That was back in late July, when I was in the midst of The Writers Circle’s Summer Creative Writing Intensives and my head was fully engaged with our inspiring young teen writers. Almost immediately following that, my family took a wonderful trip to London, Bath, and Edinburgh (and I got to go to the Globe Theatre for the first time, the subject of another blog post). Returning home in late August, I finally sat down to consider my next steps.
With the small press, it was a waiting game. Every writer I know hates the waiting game, but it’s part and parcel of being a writer. But I did go ahead and purchase one of their novels, curious about the quality of the book’s production values and editorial quality.
With the SheWrites path, I had significant work to do. The manuscript had to be cut down below 120,000 words to meet their maximum length limit – including all front and back matter. (Coming soon: a blog post about this tedious yet worthwhile exercise.) So the rest of my summer break was consumed with taking a scalpel to my novel.
Once I received the small press’s novel, I started to carry both it and my favorite SWP novel around with me. I’d pull the small press book out of my bag and tell whomever I was showing it to that they might publish me. People would nod – because there’s nothing intrinsically wrong with the book. But then I’d pull the SWP book out and the contrast would always be immediately apparent. The SWP novel looked like a book you’d actually buy at your local bookstore or B&N. The small press book might, too, but it wouldn’t be the first book to draw your eye.
It was almost unanimous affirmation: SheWrites’ book looked more professional. Strike one against the small press.
Then I had breakfast with a friend of mine. After my little show-and-tell, while bemoaning the fact that the price tag for the SWP was significant, she arrived at an amazing piece of advice. “You say you need to start considering publicists,” she said. “Why not ask them which would be easier to promote?”
Brilliant suggestion. So I got on the phone with a publicist I knew, who asked the name of the small press.
“Oh, them,” she said. “They got in touch with me and wanted me to promote them. I didn’t think they were professional in how they approached me – or in their expectations.”
I had coffee with another publicist and was shocked when she told me – almost verbatim – the same thing.
Strike two against the small press. But they weren’t out yet.
Summer was drawing to a close, and I was starting to wonder why I hadn’t heard from the small press. I had completed trimming and was having the manuscript re-read – while cautiously considering the financial risks of going with SWP – when I realized that I should probably reach out. So I sent an email, only to learn that they were juggling several projects and hadn’t finished reading the manuscript. “But we hope to include you in our 2019 catalogue,” they said.
Encouraging, sure, but not helpful. I had a phone call scheduled with Brooke Warner, SWP’s publisher, and I really wanted to bring the waiting game to a close.
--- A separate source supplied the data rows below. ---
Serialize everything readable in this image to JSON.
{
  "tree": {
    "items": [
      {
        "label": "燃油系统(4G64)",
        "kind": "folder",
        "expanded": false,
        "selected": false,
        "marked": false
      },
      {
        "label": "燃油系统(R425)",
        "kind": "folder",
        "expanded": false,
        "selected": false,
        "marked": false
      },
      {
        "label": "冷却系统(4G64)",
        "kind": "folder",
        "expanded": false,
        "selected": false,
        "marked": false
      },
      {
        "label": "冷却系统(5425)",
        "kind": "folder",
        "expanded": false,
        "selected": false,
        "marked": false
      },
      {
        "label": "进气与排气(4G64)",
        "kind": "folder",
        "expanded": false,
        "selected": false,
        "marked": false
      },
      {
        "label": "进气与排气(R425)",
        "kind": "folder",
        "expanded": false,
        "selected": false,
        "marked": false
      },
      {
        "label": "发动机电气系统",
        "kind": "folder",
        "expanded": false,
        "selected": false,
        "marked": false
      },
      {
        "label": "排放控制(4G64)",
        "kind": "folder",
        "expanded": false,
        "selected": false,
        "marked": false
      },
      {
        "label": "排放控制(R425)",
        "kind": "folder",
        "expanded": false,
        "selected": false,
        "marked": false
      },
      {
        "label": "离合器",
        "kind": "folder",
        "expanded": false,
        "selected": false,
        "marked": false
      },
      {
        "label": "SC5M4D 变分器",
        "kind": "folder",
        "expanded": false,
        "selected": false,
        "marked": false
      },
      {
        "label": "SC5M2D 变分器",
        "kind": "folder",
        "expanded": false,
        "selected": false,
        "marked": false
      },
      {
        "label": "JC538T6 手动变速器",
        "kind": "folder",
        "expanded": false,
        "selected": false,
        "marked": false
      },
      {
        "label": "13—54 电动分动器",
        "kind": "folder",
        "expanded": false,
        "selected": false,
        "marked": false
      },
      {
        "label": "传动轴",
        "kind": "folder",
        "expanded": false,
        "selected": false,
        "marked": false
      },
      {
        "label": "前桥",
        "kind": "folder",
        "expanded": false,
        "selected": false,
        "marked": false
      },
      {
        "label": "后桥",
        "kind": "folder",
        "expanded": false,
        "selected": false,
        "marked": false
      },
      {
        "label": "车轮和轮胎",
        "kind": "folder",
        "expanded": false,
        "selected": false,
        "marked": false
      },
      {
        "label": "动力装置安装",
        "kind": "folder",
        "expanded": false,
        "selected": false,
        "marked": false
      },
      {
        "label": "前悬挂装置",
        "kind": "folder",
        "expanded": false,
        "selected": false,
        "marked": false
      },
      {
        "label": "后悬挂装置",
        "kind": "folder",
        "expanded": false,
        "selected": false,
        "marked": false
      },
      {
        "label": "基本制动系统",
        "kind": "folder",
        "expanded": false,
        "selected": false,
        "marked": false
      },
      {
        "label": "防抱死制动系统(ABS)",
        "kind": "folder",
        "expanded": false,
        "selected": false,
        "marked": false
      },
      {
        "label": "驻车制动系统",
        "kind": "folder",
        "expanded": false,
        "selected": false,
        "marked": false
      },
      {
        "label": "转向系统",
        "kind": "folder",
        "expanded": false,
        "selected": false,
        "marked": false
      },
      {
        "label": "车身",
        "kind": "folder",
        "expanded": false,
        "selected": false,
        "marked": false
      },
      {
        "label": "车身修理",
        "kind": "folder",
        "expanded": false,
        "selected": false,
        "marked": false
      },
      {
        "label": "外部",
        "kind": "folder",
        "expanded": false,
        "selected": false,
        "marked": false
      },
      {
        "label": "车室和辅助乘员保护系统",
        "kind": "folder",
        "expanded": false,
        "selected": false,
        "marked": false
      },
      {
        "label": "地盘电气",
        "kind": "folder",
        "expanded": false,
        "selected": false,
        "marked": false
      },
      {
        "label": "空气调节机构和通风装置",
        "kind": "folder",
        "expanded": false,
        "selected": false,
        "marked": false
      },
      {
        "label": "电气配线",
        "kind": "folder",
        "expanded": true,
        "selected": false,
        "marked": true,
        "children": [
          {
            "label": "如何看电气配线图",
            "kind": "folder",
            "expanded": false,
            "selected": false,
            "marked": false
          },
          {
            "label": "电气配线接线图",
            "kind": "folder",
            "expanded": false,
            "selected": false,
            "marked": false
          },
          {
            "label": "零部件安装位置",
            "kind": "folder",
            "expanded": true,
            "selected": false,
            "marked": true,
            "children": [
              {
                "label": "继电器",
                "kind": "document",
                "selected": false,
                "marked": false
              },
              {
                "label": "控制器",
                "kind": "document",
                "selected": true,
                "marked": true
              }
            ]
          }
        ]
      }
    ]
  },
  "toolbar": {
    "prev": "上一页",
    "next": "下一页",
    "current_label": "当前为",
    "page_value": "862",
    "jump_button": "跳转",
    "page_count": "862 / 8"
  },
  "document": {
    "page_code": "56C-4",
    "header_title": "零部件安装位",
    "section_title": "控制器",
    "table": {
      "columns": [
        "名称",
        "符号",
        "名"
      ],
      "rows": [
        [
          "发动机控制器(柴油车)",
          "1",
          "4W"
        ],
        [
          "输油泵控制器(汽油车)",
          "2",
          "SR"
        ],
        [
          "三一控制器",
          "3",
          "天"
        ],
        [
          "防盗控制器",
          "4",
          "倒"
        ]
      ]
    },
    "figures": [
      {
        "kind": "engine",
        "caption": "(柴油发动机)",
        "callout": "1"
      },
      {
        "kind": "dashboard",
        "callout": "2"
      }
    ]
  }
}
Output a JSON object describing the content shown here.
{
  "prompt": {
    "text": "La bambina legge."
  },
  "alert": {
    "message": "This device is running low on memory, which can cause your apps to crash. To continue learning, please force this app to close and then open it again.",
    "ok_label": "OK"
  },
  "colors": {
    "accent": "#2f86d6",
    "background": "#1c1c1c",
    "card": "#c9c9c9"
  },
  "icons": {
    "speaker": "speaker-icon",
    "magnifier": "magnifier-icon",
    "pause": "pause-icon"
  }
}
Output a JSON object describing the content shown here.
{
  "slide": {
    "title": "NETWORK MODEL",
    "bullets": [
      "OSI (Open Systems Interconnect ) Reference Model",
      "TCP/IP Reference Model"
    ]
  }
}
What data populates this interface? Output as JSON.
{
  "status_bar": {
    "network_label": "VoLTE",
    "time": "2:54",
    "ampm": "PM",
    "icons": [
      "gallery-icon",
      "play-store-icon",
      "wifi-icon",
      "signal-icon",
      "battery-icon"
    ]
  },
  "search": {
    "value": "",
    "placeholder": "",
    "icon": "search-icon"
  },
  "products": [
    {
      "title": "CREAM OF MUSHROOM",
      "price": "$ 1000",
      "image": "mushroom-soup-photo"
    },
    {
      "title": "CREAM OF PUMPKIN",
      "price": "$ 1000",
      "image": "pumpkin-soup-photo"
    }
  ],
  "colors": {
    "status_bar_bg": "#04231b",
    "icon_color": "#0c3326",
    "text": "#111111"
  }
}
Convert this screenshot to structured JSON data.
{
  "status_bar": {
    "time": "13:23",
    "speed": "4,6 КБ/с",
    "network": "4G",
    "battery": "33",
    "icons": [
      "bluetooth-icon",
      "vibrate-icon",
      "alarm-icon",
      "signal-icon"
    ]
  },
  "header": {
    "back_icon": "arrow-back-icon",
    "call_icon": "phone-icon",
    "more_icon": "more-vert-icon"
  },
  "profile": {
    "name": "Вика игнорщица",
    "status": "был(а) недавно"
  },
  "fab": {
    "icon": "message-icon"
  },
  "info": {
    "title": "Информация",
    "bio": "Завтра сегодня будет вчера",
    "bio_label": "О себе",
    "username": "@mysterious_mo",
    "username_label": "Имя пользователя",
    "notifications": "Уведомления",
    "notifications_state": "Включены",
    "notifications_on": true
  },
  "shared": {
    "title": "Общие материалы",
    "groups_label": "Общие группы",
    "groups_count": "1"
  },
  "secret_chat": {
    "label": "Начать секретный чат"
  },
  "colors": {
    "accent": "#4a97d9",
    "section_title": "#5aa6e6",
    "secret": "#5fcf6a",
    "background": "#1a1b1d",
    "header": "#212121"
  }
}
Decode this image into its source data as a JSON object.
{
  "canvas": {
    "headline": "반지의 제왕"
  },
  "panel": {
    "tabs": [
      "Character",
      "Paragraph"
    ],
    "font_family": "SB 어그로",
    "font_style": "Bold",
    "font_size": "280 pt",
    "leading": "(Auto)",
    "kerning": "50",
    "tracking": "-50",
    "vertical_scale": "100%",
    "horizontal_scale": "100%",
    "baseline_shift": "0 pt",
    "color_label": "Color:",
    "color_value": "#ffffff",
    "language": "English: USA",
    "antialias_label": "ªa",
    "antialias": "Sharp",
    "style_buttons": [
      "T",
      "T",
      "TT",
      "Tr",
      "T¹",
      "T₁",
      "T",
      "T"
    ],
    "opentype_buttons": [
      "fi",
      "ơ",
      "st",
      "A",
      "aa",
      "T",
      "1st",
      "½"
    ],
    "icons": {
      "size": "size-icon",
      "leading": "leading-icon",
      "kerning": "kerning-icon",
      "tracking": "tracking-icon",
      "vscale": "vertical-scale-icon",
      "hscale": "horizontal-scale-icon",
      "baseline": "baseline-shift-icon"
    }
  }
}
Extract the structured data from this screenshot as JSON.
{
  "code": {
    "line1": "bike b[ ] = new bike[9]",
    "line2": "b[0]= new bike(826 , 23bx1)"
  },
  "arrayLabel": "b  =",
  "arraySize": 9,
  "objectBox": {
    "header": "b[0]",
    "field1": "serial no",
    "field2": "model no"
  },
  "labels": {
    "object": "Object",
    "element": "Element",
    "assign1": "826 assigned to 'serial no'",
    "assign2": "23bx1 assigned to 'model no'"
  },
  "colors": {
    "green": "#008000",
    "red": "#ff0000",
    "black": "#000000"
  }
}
So, a few weeks later, I sent a second email and told the small press that I had another opportunity to publish my book.
“Well, tell us the terms and maybe we can make you an offer before we finish reading,” they said.
Um, no. Why would I want to go with someone who couldn’t even be bothered to read through the entire manuscript?
Strike Three against the small press – and they’re out. (Of course, I sent an email withdrawing the novel from consideration – and they were quite gracious in their reply.)
So I’m excited to announce that I’ll be published by SheWrites Press in the Spring of 2020. And I’ll be sharing my publication journey on this blog. Coming soon – how it feels to cut more than 15,000 words from your manuscript, along with some tips and techniques.